peripheral nervous system 12 pairs of cranial nerves and 31 pairs of spinal nerves
peripheral nervous system The section of the nervous system lying outside the brain and spinal cord
PET positron emission tomography
plexus a network formed by the nerve fibers of several nerves
polyneuritis inflammation of many or all of the peripheral nerves (as in leprosy)
pons bridge between cerebrum and medulla oblongata
PSG polysomnography
quadriparesis Weakness of all four limbs, both arms and both legs
quadriplegia paralysis of both arms and both legs
radiculitis an inflammation of the root of a spinal nerve that causes pain and numbness radiating down the affected limb; also known as a pinched nerve
rizotomy sensory nerve roots are destroyed.
schwann cells Supporting cells of the peripheral nervous system responsible for the formation of myelin.
sciatica neuralgia along the sciatic nerve
seizure sudden, transient disturbances in brain function resulting from abnormal firing of nerve impulses (may or may not be associated with convulsion)
shingles viral disease that affects the peripheral nerves and caused blisters on the skin that follow the course of the affected nerves
somatic system the division of the peripheral nervous system that controls the body's skeletal muscles
spasm a painful and involuntary muscular contraction
SPECT single photon emission computed tomography
spina bifida a not uncommon congenital defect in which a vertebra is malformed, congenital defect in the spinal column characterized by the absence of vertebral arches, often resulting in pouching of spinal membranes or tissue
spinal cord a major part of the central nervous system which conducts sensory and motor nerve impulses to and from the brain
spinal nerves cervical, thoracic, lumbar, sacral, and coccygeal
stereotaxic radio-surgery surgery using radiowaves to localize structures within a 3D space
stimulus something that causes a response
sulci shallow grooves that separate gyri
sympathectomy surgical interruption of a nerve pathway in the sympathetic nervous system
synapse the junction between two neurons (axon-to-dendrite) or between a neuron and a muscle
syncope a spontaneous loss of consciousness caused by insufficient blood to the brain
Tay-sachs disease A human genetic disease caused by a recessive allele for a dysfunctional enzyme, leading to accumulation of certain lipids in the brain.
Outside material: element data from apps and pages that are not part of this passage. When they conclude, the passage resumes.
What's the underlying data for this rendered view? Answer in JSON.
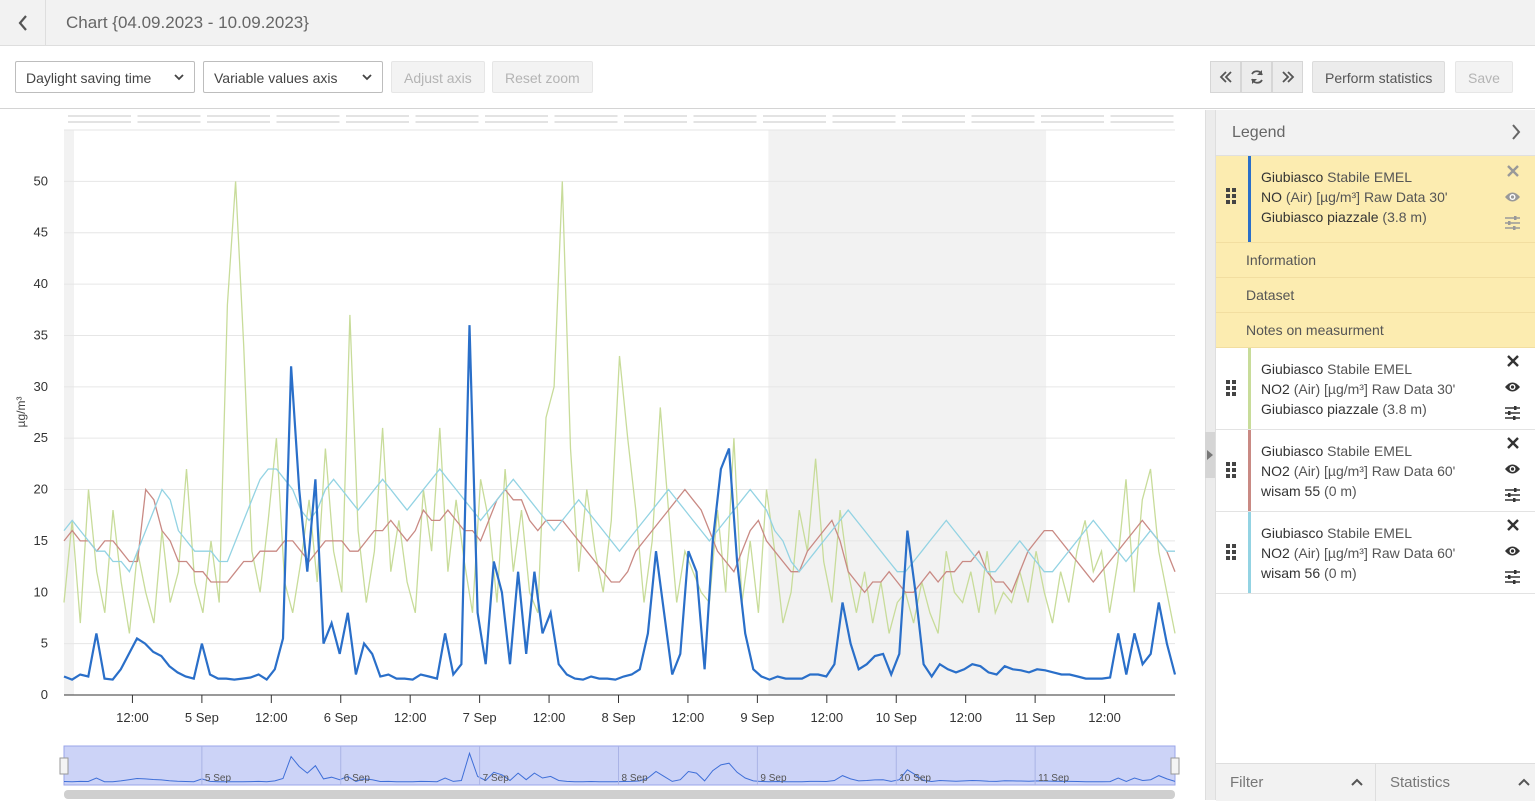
{
  "header": {
    "title": "Chart {04.09.2023 - 10.09.2023}"
  },
  "toolbar": {
    "timezone_select": "Daylight saving time",
    "axis_select": "Variable values axis",
    "adjust_axis": "Adjust axis",
    "reset_zoom": "Reset zoom",
    "perform_statistics": "Perform statistics",
    "save": "Save"
  },
  "chart_data": {
    "type": "line",
    "ylabel": "µg/m³",
    "ylim": [
      0,
      55
    ],
    "yticks": [
      "0",
      "5",
      "10",
      "15",
      "20",
      "25",
      "30",
      "35",
      "40",
      "45",
      "50"
    ],
    "xticks": [
      "12:00",
      "5 Sep",
      "12:00",
      "6 Sep",
      "12:00",
      "7 Sep",
      "12:00",
      "8 Sep",
      "12:00",
      "9 Sep",
      "12:00",
      "10 Sep",
      "12:00",
      "11 Sep",
      "12:00"
    ],
    "navigator_ticks": [
      "5 Sep",
      "6 Sep",
      "7 Sep",
      "8 Sep",
      "9 Sep",
      "10 Sep",
      "11 Sep"
    ],
    "x_range": [
      "4 Sep 00:00",
      "11 Sep 24:00"
    ],
    "highlight_range": [
      "9 Sep 00:00",
      "11 Sep 00:00"
    ],
    "series": [
      {
        "color": "#c8dc9a",
        "values": [
          9,
          17,
          7,
          20,
          12,
          8,
          18,
          11,
          6,
          14,
          10,
          7,
          16,
          9,
          12,
          22,
          11,
          8,
          15,
          9,
          38,
          50,
          34,
          14,
          10,
          17,
          25,
          11,
          8,
          13,
          19,
          11,
          24,
          14,
          10,
          37,
          16,
          9,
          14,
          26,
          12,
          17,
          11,
          8,
          20,
          14,
          26,
          12,
          19,
          13,
          8,
          21,
          17,
          9,
          22,
          12,
          18,
          10,
          8,
          27,
          30,
          50,
          24,
          12,
          20,
          14,
          10,
          17,
          33,
          25,
          18,
          9,
          15,
          28,
          18,
          9,
          14,
          12,
          10,
          9,
          18,
          10,
          25,
          9,
          15,
          8,
          20,
          14,
          7,
          10,
          18,
          14,
          23,
          13,
          9,
          18,
          12,
          8,
          12,
          7,
          11,
          6,
          9,
          10,
          7,
          11,
          8,
          6,
          14,
          10,
          9,
          12,
          8,
          14,
          8,
          10,
          9,
          12,
          9,
          14,
          10,
          7,
          12,
          9,
          14,
          17,
          12,
          14,
          8,
          13,
          21,
          10,
          19,
          22,
          14,
          10,
          6
        ]
      },
      {
        "color": "#c98a84",
        "values": [
          15,
          16,
          15,
          15,
          14,
          15,
          15,
          14,
          13,
          13,
          20,
          19,
          16,
          15,
          13,
          13,
          12,
          12,
          11,
          11,
          11,
          12,
          13,
          13,
          14,
          14,
          14,
          15,
          15,
          14,
          13,
          14,
          15,
          15,
          15,
          14,
          14,
          15,
          16,
          16,
          17,
          16,
          15,
          16,
          18,
          17,
          17,
          18,
          17,
          16,
          16,
          15,
          17,
          19,
          20,
          19,
          19,
          17,
          16,
          17,
          17,
          17,
          16,
          15,
          14,
          13,
          12,
          11,
          11,
          12,
          14,
          15,
          16,
          17,
          18,
          19,
          20,
          19,
          18,
          16,
          14,
          13,
          12,
          14,
          16,
          17,
          15,
          14,
          13,
          12,
          12,
          14,
          15,
          16,
          17,
          15,
          12,
          11,
          10,
          11,
          11,
          12,
          11,
          10,
          10,
          11,
          12,
          11,
          12,
          12,
          13,
          13,
          14,
          12,
          11,
          11,
          10,
          12,
          14,
          15,
          16,
          16,
          15,
          14,
          13,
          12,
          11,
          12,
          13,
          14,
          15,
          16,
          17,
          16,
          15,
          14,
          12
        ]
      },
      {
        "color": "#93d3e3",
        "values": [
          16,
          17,
          16,
          15,
          14,
          14,
          13,
          13,
          12,
          14,
          16,
          18,
          20,
          19,
          16,
          15,
          14,
          14,
          14,
          13,
          13,
          15,
          17,
          19,
          21,
          22,
          22,
          21,
          20,
          18,
          17,
          18,
          20,
          21,
          20,
          19,
          18,
          19,
          20,
          21,
          20,
          19,
          18,
          19,
          20,
          21,
          22,
          21,
          20,
          19,
          18,
          17,
          18,
          19,
          20,
          21,
          20,
          19,
          18,
          17,
          16,
          17,
          18,
          19,
          18,
          17,
          16,
          15,
          14,
          15,
          16,
          17,
          18,
          19,
          20,
          19,
          18,
          17,
          16,
          15,
          16,
          17,
          18,
          19,
          20,
          19,
          18,
          16,
          15,
          13,
          12,
          13,
          14,
          15,
          16,
          17,
          18,
          17,
          16,
          15,
          14,
          13,
          12,
          12,
          13,
          14,
          15,
          16,
          17,
          16,
          15,
          14,
          13,
          12,
          12,
          13,
          14,
          15,
          14,
          13,
          12,
          12,
          13,
          14,
          15,
          16,
          17,
          16,
          15,
          14,
          13,
          14,
          15,
          16,
          15,
          14,
          14
        ]
      },
      {
        "color": "#2a6fc9",
        "values": [
          1.8,
          1.5,
          2,
          1.8,
          6,
          1.6,
          1.5,
          2.5,
          4,
          5.5,
          5,
          4.2,
          3.8,
          2.8,
          2.2,
          1.8,
          1.6,
          5,
          2,
          1.6,
          1.6,
          1.5,
          1.6,
          1.7,
          2,
          1.5,
          2.5,
          5.5,
          32,
          20,
          12,
          21,
          5,
          7,
          4,
          8,
          2,
          5,
          4,
          1.8,
          2,
          1.6,
          1.6,
          1.5,
          2,
          1.8,
          1.6,
          6,
          2,
          3,
          36,
          8,
          3,
          13,
          10,
          3,
          12,
          4,
          12,
          6,
          8,
          3,
          2,
          1.6,
          1.5,
          1.8,
          1.6,
          1.6,
          1.5,
          1.8,
          2,
          2.5,
          6,
          14,
          8,
          2,
          4,
          14,
          12,
          2.5,
          15,
          22,
          24,
          13,
          6,
          2.5,
          1.8,
          1.5,
          1.8,
          1.6,
          1.6,
          1.6,
          2,
          2,
          1.8,
          3,
          9,
          5,
          2.5,
          3,
          3.8,
          4,
          2,
          4,
          16,
          10,
          3,
          1.8,
          3,
          2.5,
          2.2,
          2.5,
          3,
          2.8,
          2.2,
          2,
          2.8,
          2.5,
          2.4,
          2.2,
          2.5,
          2.4,
          2.2,
          2,
          2,
          1.8,
          1.6,
          1.6,
          1.6,
          1.7,
          6,
          2,
          6,
          3,
          4,
          9,
          5,
          2
        ]
      }
    ]
  },
  "legend": {
    "title": "Legend",
    "entries": [
      {
        "location": "Giubiasco",
        "provider": "Stabile EMEL",
        "phenomenon": "NO",
        "phen_detail": "(Air) [µg/m³] Raw Data 30'",
        "platform": "Giubiasco piazzale",
        "height": "(3.8 m)",
        "color": "#2a6fc9",
        "selected": true
      },
      {
        "location": "Giubiasco",
        "provider": "Stabile EMEL",
        "phenomenon": "NO2",
        "phen_detail": "(Air) [µg/m³] Raw Data 30'",
        "platform": "Giubiasco piazzale",
        "height": "(3.8 m)",
        "color": "#c8dc9a"
      },
      {
        "location": "Giubiasco",
        "provider": "Stabile EMEL",
        "phenomenon": "NO2",
        "phen_detail": "(Air) [µg/m³] Raw Data 60'",
        "platform": "wisam 55",
        "height": "(0 m)",
        "color": "#c98a84"
      },
      {
        "location": "Giubiasco",
        "provider": "Stabile EMEL",
        "phenomenon": "NO2",
        "phen_detail": "(Air) [µg/m³] Raw Data 60'",
        "platform": "wisam 56",
        "height": "(0 m)",
        "color": "#93d3e3"
      }
    ],
    "subrows": [
      "Information",
      "Dataset",
      "Notes on measurment"
    ]
  },
  "bottom_tabs": {
    "filter": "Filter",
    "statistics": "Statistics"
  }
}
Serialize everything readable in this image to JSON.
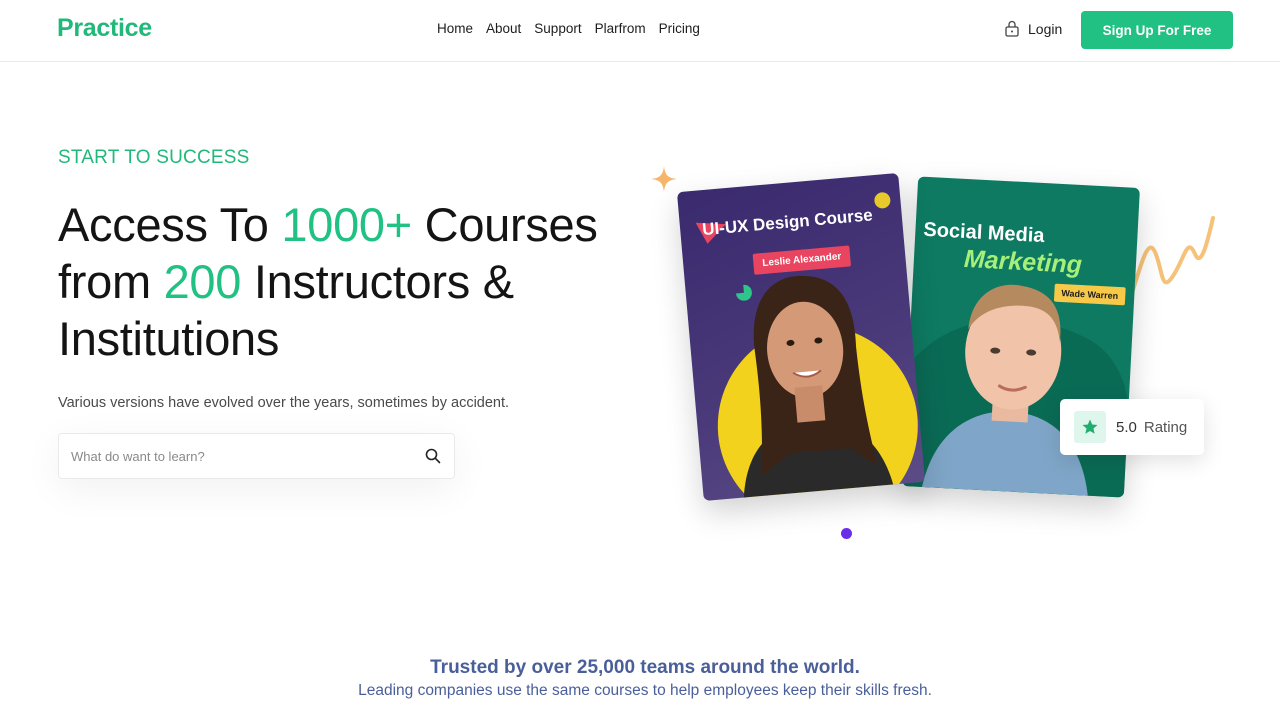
{
  "header": {
    "logo": "Practice",
    "nav": [
      "Home",
      "About",
      "Support",
      "Plarfrom",
      "Pricing"
    ],
    "login_label": "Login",
    "signup_label": "Sign Up For Free"
  },
  "hero": {
    "eyebrow": "START TO SUCCESS",
    "headline": {
      "part1": "Access To ",
      "highlight1": "1000+",
      "part2": " Courses from ",
      "highlight2": "200",
      "part3": " Instructors & Institutions"
    },
    "subtext": "Various versions have evolved over the years, sometimes by accident.",
    "search": {
      "placeholder": "What do want to learn?"
    }
  },
  "cards": [
    {
      "title": "UI-UX Design Course",
      "instructor": "Leslie Alexander"
    },
    {
      "title_line1": "Social Media",
      "title_line2": "Marketing",
      "instructor": "Wade Warren"
    }
  ],
  "rating": {
    "value": "5.0",
    "label": "Rating"
  },
  "trusted": {
    "title": "Trusted by over 25,000 teams around the world.",
    "subtitle": "Leading companies use the same courses to help employees keep their skills fresh."
  },
  "colors": {
    "brand": "#20c182",
    "accent_purple": "#6a2ee8",
    "trusted_text": "#4a5f9a"
  }
}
Seizures, blindness, and degeneration of motor and mental performance usually become manifest a few months after birth
temporal lobe auditory and olfactory areas
TENS transcutaneaous electrical nerve stimulation
terminal fibers the branching fibers at the end of the axon that lead the nervous impulse from the axon to the synapse
thalamus relays sensory information and translates it into sensations of pain, temperature and touch
TIA brief episode in which the brain gets insufficient blood supply
Tourette syndrome Disorder of multiple motor and vocal tics
vagotomy Incision of the vagus nerve
ventriculoperitonostomy procedure to drain fluid from the brain ventricles through a shunt, catheter, and valve that leads to the abdominal cavity.
ventriculostomy A surgical hole in the head to the level of the cerebral ventricle; usually done to relieve elevated intracranial pressure and brainstem herniation.
vertigo a reeling sensation
white matter myelin covered axons that extend from the nerve cell bodies
Created by: DRIOS2